the key to a strong middle act (and what I learned from my mistakes)
The middle act is a bitch.
The middle act defeats many a formidable writer.
I’m approaching the middle of my own novel-in-progress THE DECADENTS. I was reading James Scott Bell’s book PLOT AND STRUCTURE and it occurred to me that I need to think of the middle act as a crucible.
A ‘crucible’ is a melting pot: a vessel made of material that is used for high temperature chemical reactions. It makes me think of disaster films. I always like the idea of disaster films (even if the films themselves tend to suck): a group of people, usually strangers to each other, get trapped in a burning building or sinking ship or remote island and have to work together to survive.
The point is, they are stuck together. They can’t go back to before the disaster. They have to move forward and deal with the situation, and whatever obstacles and confrontations it throws at them, in order to find a way to safety.
This is what a middle act is. It’s like a vessel that contains all the characters and forces them to deal with each other (and themselves).
When you read about story structure, you come across various terms like ‘inciting incident’ and ‘plot points’ and ‘call to adventure’ and whatever.
Bell uses the idea of doorways. The beginning of the story is about set-up: introducing the characters, establishing their ‘ordinary world’ and then introducing the first signs of change. This change might at first be very subtle, but it’s a threat to the status quo. This is known as ‘an inciting incident’ or ‘call to adventure’ or what Bell calls ‘a disturbance’. The crucible starts to form. In a disaster film, this is the first inkling of trouble that the characters might or might not notice (but the audience certainly does). The characters might react to that change, but it hasn’t trapped them in a situation yet. They can still walk away. They still have options.

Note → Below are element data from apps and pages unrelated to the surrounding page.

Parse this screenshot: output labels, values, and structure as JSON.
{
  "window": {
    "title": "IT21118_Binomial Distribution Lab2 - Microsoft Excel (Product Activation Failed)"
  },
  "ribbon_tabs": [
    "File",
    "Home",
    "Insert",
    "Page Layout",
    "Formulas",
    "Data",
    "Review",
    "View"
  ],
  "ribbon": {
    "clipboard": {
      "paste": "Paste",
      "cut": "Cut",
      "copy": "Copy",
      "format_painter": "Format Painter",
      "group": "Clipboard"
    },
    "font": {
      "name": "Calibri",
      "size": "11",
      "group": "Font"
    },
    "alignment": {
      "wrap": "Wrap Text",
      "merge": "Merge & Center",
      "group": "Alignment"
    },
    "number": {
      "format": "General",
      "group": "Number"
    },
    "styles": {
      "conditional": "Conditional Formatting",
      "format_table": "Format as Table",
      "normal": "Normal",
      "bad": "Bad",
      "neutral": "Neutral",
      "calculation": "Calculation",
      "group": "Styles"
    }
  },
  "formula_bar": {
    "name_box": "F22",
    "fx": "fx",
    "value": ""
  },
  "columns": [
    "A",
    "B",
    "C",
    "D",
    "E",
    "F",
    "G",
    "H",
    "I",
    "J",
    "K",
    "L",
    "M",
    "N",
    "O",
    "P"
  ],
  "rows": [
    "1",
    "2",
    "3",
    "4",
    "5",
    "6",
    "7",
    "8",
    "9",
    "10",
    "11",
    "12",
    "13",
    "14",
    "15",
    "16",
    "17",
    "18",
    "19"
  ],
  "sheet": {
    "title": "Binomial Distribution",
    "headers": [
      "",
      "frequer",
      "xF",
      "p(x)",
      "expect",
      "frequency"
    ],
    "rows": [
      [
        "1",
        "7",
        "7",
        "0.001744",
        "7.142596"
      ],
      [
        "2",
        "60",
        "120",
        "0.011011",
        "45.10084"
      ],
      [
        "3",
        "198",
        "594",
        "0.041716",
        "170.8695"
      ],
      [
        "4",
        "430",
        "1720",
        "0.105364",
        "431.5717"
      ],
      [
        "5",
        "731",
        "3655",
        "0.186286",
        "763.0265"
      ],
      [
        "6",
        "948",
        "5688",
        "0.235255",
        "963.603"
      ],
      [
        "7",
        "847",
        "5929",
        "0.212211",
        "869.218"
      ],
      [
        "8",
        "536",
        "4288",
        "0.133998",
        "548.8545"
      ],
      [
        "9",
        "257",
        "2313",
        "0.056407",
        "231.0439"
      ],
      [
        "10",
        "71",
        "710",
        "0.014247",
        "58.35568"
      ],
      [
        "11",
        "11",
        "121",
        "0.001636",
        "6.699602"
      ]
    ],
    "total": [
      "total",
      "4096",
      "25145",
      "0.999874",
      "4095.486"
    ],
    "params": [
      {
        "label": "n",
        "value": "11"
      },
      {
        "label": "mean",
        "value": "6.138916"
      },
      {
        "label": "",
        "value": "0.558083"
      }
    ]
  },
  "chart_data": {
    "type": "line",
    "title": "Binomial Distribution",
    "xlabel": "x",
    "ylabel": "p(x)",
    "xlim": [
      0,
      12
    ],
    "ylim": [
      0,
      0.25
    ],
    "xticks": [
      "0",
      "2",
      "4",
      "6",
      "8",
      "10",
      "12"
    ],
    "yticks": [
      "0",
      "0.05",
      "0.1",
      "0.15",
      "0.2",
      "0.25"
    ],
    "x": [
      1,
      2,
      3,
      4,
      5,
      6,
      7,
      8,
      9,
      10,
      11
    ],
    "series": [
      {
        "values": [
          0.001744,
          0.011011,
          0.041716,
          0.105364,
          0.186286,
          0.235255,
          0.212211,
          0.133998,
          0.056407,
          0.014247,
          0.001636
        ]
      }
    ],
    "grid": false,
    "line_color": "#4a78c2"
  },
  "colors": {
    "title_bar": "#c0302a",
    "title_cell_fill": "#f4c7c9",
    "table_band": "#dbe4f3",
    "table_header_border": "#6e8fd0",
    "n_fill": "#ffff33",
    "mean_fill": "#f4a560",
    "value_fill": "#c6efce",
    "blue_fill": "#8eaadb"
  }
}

Then something happens that pushes or pulls them through the first “doorway”. The “doorway” is the transition point from the beginning to the middle, and it happens when the characters pass a point of no return. In a disaster film, this is usually when the disaster happens. In a more subtle type of story, it can be anything that compels the protagonist to make some kind of decision or commitment (whether voluntary or not) that puts all the established elements into play and sets the course of the rest of the story. The crucible is complete, and the story is what it is: the protagonist is forced to move through it in order to find a way out.
(The crucible, by the way, has to do with the structure of the story. The plot is what happens inside that structure.)
The protagonist is never alone inside the crucible. There are other people in there with him — including the antagonist(s). This is when group dynamics emerge, characters are revealed and relationships form, strengthen, or come apart. But the point is that the main characters, including the antagonist, are trapped in the situation. Nobody can walk away. Everyone is forced to deal with each other and their conflicting agendas. The protagonist and the antagonist (defined as anything and everything that blocks the protagonist’s pursuit of his goal, whether it’s ancient Mayan treasure or personal enlightenment) are locked in what Dara Marks calls “a unity of opposites”.
After all, if the characters can just walk away from the situation, or each other, where’s the story?
This was the big mistake I made in my first post-university novel, a psychological literary effort called SWAY, which landed me my first literary agent but was rejected by all the major houses. Editors liked the characters, thought I had talent, yadda yadda, but said the book “lacked structure” or “unfolded awkwardly”. I realize, now, that the book had a promising first act, but then slowly fell apart because the writer never applied what Bell calls ‘adhesive’: any reason that would glue the characters to each other and prevent them from leaving the situation.
There was no unity of opposites.
There was no transitional doorway, no passage into a crucible.
There was, in short, no crucible: the protagonist was free to walk away from the situation at any time, and the fact that she didn’t, as my agent commented, made her seem “kind of crazy”. It also screwed up the rest of the novel. Because it was a literary novel, a genre that places such importance on language and characterization, it limped along as far as it did.
Bell talks about “the second doorway” (or what screenwriters would call ‘plot point two’): it’s when something happens that changes the situation and swings the story toward the big showdown, the final resolution. The characters are out of the crucible — the middle act — but now the elements are aligned and the momentum so strong that all they can do is rush toward an ending that will seem, to the reader, inevitable (yet somehow unpredictable).
Going back to my crucible analogy, I would say that this is when the temperature heats up (the stakes rise, the confrontations get more serious, the problems deepen, the conflict escalates) until finally the crucible can’t take it anymore. The “second doorway” is the point when the crucible shatters. The characters are free of it — they’re in act three now — but everything that got established inside the crucible must now play out to its inevitable conclusion.
What do you think?